News article

The new 17.0 profiles for ARM are now officially available. This not only features the PIE migration previously announced for other architectures but also a tuple (CHOST) change for hardfloat systems.

In short, the tuple will change from armv7a-hardfloat-linux-gnueabi to armv7a-unknown-linux-gnueabihf or similar. This is to fall in line with what the rest of the Linux community are now using. If the vendor (2nd) part of your tuple is different or missing then you may keep it as it is. The hf ending is what matters.

If you are using an unversioned alternative profile such as hardened/linux/arm/armv7a then the default CHOST will have changed for you already. Hopefully, you were shielded from the change by having CHOST explicitly set in your make.conf. In this case, a migration is still required.

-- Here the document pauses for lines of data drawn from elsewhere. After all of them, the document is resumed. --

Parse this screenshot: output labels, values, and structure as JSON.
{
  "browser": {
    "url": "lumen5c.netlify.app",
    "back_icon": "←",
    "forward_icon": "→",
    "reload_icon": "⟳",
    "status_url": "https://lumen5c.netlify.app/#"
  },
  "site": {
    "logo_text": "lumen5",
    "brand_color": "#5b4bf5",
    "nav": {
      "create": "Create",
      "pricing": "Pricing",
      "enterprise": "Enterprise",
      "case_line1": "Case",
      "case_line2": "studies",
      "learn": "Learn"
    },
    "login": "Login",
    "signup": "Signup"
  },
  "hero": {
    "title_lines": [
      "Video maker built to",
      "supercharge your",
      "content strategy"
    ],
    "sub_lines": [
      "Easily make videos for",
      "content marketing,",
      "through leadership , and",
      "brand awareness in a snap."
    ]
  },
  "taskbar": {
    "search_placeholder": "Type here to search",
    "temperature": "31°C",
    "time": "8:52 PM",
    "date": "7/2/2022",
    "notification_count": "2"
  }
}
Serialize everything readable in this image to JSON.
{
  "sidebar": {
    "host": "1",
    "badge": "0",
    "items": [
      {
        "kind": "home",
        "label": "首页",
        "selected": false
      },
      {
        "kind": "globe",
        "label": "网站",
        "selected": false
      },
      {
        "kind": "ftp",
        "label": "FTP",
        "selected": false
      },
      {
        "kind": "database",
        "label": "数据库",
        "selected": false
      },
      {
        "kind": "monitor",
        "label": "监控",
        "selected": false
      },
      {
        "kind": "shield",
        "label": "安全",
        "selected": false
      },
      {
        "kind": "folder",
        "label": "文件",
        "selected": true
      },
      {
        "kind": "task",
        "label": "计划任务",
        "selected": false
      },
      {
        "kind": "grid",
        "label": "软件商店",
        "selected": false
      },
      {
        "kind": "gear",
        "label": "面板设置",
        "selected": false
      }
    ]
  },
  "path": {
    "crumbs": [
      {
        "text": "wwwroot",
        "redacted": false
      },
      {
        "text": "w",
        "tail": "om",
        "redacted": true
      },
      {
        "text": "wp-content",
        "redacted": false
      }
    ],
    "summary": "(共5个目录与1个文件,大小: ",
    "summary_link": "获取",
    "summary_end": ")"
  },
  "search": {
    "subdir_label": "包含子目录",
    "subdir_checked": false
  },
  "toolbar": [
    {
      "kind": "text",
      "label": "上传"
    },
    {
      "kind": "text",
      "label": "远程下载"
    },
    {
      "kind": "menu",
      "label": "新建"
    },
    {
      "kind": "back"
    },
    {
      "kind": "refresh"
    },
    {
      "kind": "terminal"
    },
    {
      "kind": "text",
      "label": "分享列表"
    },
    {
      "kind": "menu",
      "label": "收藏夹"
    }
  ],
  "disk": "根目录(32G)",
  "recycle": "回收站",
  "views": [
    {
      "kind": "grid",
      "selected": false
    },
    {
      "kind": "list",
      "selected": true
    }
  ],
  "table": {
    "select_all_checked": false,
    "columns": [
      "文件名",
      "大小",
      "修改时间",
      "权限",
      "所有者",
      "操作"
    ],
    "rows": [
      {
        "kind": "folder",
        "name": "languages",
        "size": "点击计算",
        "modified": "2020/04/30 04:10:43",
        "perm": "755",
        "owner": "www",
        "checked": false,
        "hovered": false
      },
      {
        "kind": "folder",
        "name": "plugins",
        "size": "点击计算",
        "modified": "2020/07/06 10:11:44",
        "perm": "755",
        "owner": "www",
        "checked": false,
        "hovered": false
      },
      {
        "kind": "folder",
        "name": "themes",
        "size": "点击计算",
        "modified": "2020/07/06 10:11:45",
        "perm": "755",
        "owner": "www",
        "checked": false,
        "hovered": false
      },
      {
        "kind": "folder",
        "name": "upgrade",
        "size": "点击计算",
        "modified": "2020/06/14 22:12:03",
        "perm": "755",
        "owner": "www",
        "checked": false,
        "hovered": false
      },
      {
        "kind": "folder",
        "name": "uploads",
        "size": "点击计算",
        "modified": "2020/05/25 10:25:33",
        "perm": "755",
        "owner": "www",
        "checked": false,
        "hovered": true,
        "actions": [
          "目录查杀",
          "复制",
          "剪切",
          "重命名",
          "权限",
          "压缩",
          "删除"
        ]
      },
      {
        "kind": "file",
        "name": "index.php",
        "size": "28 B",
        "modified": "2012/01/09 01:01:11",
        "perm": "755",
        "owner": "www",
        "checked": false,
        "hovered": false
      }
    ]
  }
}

Changing CHOST is never simple and does carry some risk. We encourage users to migrate but if you do not have sys-devel/llvm on your system and you do not cross-compile for ARM then you may choose to keep your existing CHOST. We will continue to support this to some degree although we cannot promise that other packages will not be affected in future.

If you choose not to migrate or your system is not hardfloat then you must ensure that CHOST is explicitly set in make.conf and then proceed with a regular 17.0 migration to deal with PIE as detailed here:

https://www.gentoo.org/support/news-items/2017-11-30-new-17-profiles.html

Otherwise, if you do wish to migrate then we have written a script to do the necessary steps for you.

Download the raw script here: https://dev.gentoo.org/~chewi/armhf-migrate.bash

View with syntax highlighting and change history here: https://gist.github.com/chewi/1601684ad8f3cf8de0b786c00fa09b3c

It takes a minimal backup of the existing toolchain with quickpkg before changing anything but we strongly recommend that you take a full backup first. The script echos each command as it goes along so that you can keep an eye on what it's doing. You are, of course, welcome to tinker with the script or perform the migration manually if you think you know your own system better. It is heavily commented for this reason.

If the script fails then you can take remedial action before running it again and it should skip any time-consuming builds that it has already done. If the migration doesn't go to plan then please do seek help in #gentoo-arm.

A migration of this kind can justify rebuilding @world but with ARM typically being very slow, the script does just the minimum necessary. You are free to rebuild @world yourself after running it.